[Opening Exercise material section]
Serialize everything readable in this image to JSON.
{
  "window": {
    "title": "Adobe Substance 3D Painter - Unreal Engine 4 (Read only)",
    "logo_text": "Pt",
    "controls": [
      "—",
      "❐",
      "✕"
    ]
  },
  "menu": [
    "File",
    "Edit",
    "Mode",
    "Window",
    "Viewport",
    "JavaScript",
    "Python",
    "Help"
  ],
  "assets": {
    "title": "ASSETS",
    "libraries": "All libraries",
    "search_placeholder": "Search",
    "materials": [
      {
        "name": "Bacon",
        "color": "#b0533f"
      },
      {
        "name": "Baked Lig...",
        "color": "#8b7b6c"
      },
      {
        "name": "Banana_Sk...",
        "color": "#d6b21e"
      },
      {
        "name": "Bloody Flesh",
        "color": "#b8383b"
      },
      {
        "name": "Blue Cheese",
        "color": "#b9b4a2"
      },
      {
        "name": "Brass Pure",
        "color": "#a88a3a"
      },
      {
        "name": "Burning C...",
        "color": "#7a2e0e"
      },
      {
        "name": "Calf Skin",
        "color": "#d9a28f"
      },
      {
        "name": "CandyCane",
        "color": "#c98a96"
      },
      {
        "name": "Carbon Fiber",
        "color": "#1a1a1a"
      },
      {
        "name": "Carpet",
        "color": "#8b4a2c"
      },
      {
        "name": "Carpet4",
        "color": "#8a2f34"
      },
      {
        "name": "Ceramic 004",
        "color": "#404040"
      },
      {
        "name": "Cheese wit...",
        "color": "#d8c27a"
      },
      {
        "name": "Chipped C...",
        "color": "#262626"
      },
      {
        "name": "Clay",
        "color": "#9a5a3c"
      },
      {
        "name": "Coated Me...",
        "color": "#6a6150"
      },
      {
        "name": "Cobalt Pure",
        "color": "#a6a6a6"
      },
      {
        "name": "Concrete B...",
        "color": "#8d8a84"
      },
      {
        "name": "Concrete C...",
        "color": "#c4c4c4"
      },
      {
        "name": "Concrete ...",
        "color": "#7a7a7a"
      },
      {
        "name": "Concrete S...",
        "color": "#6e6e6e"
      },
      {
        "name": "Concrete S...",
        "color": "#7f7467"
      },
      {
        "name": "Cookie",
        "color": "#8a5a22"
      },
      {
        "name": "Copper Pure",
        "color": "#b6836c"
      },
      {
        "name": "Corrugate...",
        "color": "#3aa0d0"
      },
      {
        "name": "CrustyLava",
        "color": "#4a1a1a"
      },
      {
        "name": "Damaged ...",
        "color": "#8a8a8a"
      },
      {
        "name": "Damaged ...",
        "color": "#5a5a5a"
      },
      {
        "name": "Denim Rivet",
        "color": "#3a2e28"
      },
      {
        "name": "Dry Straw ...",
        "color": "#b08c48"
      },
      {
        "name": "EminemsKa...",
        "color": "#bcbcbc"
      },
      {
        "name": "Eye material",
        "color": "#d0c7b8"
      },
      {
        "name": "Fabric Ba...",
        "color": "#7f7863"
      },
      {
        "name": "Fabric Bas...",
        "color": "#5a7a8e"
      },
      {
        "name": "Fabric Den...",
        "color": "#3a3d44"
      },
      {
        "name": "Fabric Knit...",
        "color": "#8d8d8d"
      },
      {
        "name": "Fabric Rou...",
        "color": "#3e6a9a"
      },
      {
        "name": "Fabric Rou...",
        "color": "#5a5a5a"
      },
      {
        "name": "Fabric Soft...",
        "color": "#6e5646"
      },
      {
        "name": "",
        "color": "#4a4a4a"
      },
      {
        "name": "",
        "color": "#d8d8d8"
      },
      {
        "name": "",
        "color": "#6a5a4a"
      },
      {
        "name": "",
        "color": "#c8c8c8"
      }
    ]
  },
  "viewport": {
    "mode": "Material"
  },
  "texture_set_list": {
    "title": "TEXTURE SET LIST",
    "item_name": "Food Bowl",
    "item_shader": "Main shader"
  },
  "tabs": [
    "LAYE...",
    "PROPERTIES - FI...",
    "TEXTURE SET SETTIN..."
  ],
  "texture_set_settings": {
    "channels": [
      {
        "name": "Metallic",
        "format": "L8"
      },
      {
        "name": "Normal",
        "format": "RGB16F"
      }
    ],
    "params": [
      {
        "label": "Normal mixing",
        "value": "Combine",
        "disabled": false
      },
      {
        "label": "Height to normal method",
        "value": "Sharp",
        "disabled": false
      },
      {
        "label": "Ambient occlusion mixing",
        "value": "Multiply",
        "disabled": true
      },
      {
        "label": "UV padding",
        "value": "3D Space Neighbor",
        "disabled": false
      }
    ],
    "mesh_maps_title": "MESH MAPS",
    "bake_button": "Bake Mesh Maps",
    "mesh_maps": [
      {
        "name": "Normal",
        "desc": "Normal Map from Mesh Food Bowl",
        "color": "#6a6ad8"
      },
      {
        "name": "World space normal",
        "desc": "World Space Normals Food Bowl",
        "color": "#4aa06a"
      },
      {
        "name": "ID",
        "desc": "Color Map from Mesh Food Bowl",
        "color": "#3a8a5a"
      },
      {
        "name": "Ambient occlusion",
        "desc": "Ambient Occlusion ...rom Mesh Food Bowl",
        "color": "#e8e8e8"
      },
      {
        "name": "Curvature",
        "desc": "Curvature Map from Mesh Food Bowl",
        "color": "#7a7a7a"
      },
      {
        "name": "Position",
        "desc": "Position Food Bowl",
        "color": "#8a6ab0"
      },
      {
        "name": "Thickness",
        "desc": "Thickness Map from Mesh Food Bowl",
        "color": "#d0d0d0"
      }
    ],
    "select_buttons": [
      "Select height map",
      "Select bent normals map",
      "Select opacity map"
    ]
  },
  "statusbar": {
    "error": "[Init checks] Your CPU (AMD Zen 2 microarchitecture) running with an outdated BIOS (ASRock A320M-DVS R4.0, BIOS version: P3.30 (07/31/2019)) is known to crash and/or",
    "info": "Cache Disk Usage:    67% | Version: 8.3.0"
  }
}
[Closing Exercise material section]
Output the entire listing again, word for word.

Serialize everything readable in this image to JSON.
{
  "window": {
    "title": "Adobe Substance 3D Painter - Unreal Engine 4 (Read only)",
    "logo_text": "Pt",
    "controls": [
      "—",
      "❐",
      "✕"
    ]
  },
  "menu": [
    "File",
    "Edit",
    "Mode",
    "Window",
    "Viewport",
    "JavaScript",
    "Python",
    "Help"
  ],
  "assets": {
    "title": "ASSETS",
    "libraries": "All libraries",
    "search_placeholder": "Search",
    "materials": [
      {
        "name": "Bacon",
        "color": "#b0533f"
      },
      {
        "name": "Baked Lig...",
        "color": "#8b7b6c"
      },
      {
        "name": "Banana_Sk...",
        "color": "#d6b21e"
      },
      {
        "name": "Bloody Flesh",
        "color": "#b8383b"
      },
      {
        "name": "Blue Cheese",
        "color": "#b9b4a2"
      },
      {
        "name": "Brass Pure",
        "color": "#a88a3a"
      },
      {
        "name": "Burning C...",
        "color": "#7a2e0e"
      },
      {
        "name": "Calf Skin",
        "color": "#d9a28f"
      },
      {
        "name": "CandyCane",
        "color": "#c98a96"
      },
      {
        "name": "Carbon Fiber",
        "color": "#1a1a1a"
      },
      {
        "name": "Carpet",
        "color": "#8b4a2c"
      },
      {
        "name": "Carpet4",
        "color": "#8a2f34"
      },
      {
        "name": "Ceramic 004",
        "color": "#404040"
      },
      {
        "name": "Cheese wit...",
        "color": "#d8c27a"
      },
      {
        "name": "Chipped C...",
        "color": "#262626"
      },
      {
        "name": "Clay",
        "color": "#9a5a3c"
      },
      {
        "name": "Coated Me...",
        "color": "#6a6150"
      },
      {
        "name": "Cobalt Pure",
        "color": "#a6a6a6"
      },
      {
        "name": "Concrete B...",
        "color": "#8d8a84"
      },
      {
        "name": "Concrete C...",
        "color": "#c4c4c4"
      },
      {
        "name": "Concrete ...",
        "color": "#7a7a7a"
      },
      {
        "name": "Concrete S...",
        "color": "#6e6e6e"
      },
      {
        "name": "Concrete S...",
        "color": "#7f7467"
      },
      {
        "name": "Cookie",
        "color": "#8a5a22"
      },
      {
        "name": "Copper Pure",
        "color": "#b6836c"
      },
      {
        "name": "Corrugate...",
        "color": "#3aa0d0"
      },
      {
        "name": "CrustyLava",
        "color": "#4a1a1a"
      },
      {
        "name": "Damaged ...",
        "color": "#8a8a8a"
      },
      {
        "name": "Damaged ...",
        "color": "#5a5a5a"
      },
      {
        "name": "Denim Rivet",
        "color": "#3a2e28"
      },
      {
        "name": "Dry Straw ...",
        "color": "#b08c48"
      },
      {
        "name": "EminemsKa...",
        "color": "#bcbcbc"
      },
      {
        "name": "Eye material",
        "color": "#d0c7b8"
      },
      {
        "name": "Fabric Ba...",
        "color": "#7f7863"
      },
      {
        "name": "Fabric Bas...",
        "color": "#5a7a8e"
      },
      {
        "name": "Fabric Den...",
        "color": "#3a3d44"
      },
      {
        "name": "Fabric Knit...",
        "color": "#8d8d8d"
      },
      {
        "name": "Fabric Rou...",
        "color": "#3e6a9a"
      },
      {
        "name": "Fabric Rou...",
        "color": "#5a5a5a"
      },
      {
        "name": "Fabric Soft...",
        "color": "#6e5646"
      },
      {
        "name": "",
        "color": "#4a4a4a"
      },
      {
        "name": "",
        "color": "#d8d8d8"
      },
      {
        "name": "",
        "color": "#6a5a4a"
      },
      {
        "name": "",
        "color": "#c8c8c8"
      }
    ]
  },
  "viewport": {
    "mode": "Material"
  },
  "texture_set_list": {
    "title": "TEXTURE SET LIST",
    "item_name": "Food Bowl",
    "item_shader": "Main shader"
  },
  "tabs": [
    "LAYE...",
    "PROPERTIES - FI...",
    "TEXTURE SET SETTIN..."
  ],
  "texture_set_settings": {
    "channels": [
      {
        "name": "Metallic",
        "format": "L8"
      },
      {
        "name": "Normal",
        "format": "RGB16F"
      }
    ],
    "params": [
      {
        "label": "Normal mixing",
        "value": "Combine",
        "disabled": false
      },
      {
        "label": "Height to normal method",
        "value": "Sharp",
        "disabled": false
      },
      {
        "label": "Ambient occlusion mixing",
        "value": "Multiply",
        "disabled": true
      },
      {
        "label": "UV padding",
        "value": "3D Space Neighbor",
        "disabled": false
      }
    ],
    "mesh_maps_title": "MESH MAPS",
    "bake_button": "Bake Mesh Maps",
    "mesh_maps": [
      {
        "name": "Normal",
        "desc": "Normal Map from Mesh Food Bowl",
        "color": "#6a6ad8"
      },
      {
        "name": "World space normal",
        "desc": "World Space Normals Food Bowl",
        "color": "#4aa06a"
      },
      {
        "name": "ID",
        "desc": "Color Map from Mesh Food Bowl",
        "color": "#3a8a5a"
      },
      {
        "name": "Ambient occlusion",
        "desc": "Ambient Occlusion ...rom Mesh Food Bowl",
        "color": "#e8e8e8"
      },
      {
        "name": "Curvature",
        "desc": "Curvature Map from Mesh Food Bowl",
        "color": "#7a7a7a"
      },
      {
        "name": "Position",
        "desc": "Position Food Bowl",
        "color": "#8a6ab0"
      },
      {
        "name": "Thickness",
        "desc": "Thickness Map from Mesh Food Bowl",
        "color": "#d0d0d0"
      }
    ],
    "select_buttons": [
      "Select height map",
      "Select bent normals map",
      "Select opacity map"
    ]
  },
  "statusbar": {
    "error": "[Init checks] Your CPU (AMD Zen 2 microarchitecture) running with an outdated BIOS (ASRock A320M-DVS R4.0, BIOS version: P3.30 (07/31/2019)) is known to crash and/or",
    "info": "Cache Disk Usage:    67% | Version: 8.3.0"
  }
}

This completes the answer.